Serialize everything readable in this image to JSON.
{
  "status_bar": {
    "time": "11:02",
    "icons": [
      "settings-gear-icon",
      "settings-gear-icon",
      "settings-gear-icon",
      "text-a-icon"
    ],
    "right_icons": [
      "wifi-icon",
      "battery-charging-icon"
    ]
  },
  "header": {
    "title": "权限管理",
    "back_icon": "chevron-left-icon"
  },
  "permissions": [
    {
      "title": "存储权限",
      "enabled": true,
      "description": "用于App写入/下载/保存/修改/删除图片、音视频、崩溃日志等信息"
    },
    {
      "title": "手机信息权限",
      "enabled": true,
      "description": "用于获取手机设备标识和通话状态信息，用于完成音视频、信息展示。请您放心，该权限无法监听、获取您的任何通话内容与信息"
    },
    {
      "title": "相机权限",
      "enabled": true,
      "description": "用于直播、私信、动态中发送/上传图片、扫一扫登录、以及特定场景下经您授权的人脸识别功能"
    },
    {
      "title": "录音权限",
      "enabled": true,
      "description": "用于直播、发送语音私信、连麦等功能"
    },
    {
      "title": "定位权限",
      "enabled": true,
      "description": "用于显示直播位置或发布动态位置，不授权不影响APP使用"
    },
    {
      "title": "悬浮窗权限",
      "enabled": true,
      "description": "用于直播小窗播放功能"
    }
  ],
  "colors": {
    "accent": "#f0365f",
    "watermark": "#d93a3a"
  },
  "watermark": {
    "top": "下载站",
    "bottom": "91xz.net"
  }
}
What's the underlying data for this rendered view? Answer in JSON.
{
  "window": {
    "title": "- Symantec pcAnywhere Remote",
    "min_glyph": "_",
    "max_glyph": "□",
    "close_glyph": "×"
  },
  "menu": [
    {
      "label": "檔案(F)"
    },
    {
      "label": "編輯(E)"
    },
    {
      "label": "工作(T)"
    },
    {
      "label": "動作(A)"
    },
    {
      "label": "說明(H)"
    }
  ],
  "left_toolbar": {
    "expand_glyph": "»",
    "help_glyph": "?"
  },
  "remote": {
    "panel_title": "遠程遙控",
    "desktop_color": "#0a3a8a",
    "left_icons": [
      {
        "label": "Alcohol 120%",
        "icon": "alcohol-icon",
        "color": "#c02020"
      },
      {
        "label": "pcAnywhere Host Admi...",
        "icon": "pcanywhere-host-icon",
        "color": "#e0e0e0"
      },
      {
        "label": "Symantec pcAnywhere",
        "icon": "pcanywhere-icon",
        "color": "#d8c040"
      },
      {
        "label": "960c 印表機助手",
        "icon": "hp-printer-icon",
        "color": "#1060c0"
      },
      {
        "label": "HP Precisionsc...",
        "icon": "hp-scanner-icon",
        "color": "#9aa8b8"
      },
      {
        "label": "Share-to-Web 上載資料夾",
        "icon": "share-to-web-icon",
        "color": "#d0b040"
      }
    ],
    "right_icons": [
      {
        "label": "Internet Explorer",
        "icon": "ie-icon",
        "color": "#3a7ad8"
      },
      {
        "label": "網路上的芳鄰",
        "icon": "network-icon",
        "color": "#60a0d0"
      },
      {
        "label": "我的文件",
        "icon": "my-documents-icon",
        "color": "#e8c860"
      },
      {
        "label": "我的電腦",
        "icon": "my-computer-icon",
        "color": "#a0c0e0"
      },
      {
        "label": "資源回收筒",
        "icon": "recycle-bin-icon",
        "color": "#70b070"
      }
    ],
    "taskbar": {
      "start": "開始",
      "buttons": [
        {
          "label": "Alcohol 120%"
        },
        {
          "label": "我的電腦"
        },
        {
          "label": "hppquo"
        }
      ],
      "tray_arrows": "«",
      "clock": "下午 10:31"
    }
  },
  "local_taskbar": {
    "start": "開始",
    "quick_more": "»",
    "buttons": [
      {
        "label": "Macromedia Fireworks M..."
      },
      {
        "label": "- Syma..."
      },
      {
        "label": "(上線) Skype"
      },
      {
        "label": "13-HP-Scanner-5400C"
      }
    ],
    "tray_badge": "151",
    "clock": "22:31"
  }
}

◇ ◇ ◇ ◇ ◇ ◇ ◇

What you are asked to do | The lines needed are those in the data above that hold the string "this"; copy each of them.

Task output |
Serialize everything readable in this image to JSON.
What's the underlying data for this rendered view? Answer in JSON.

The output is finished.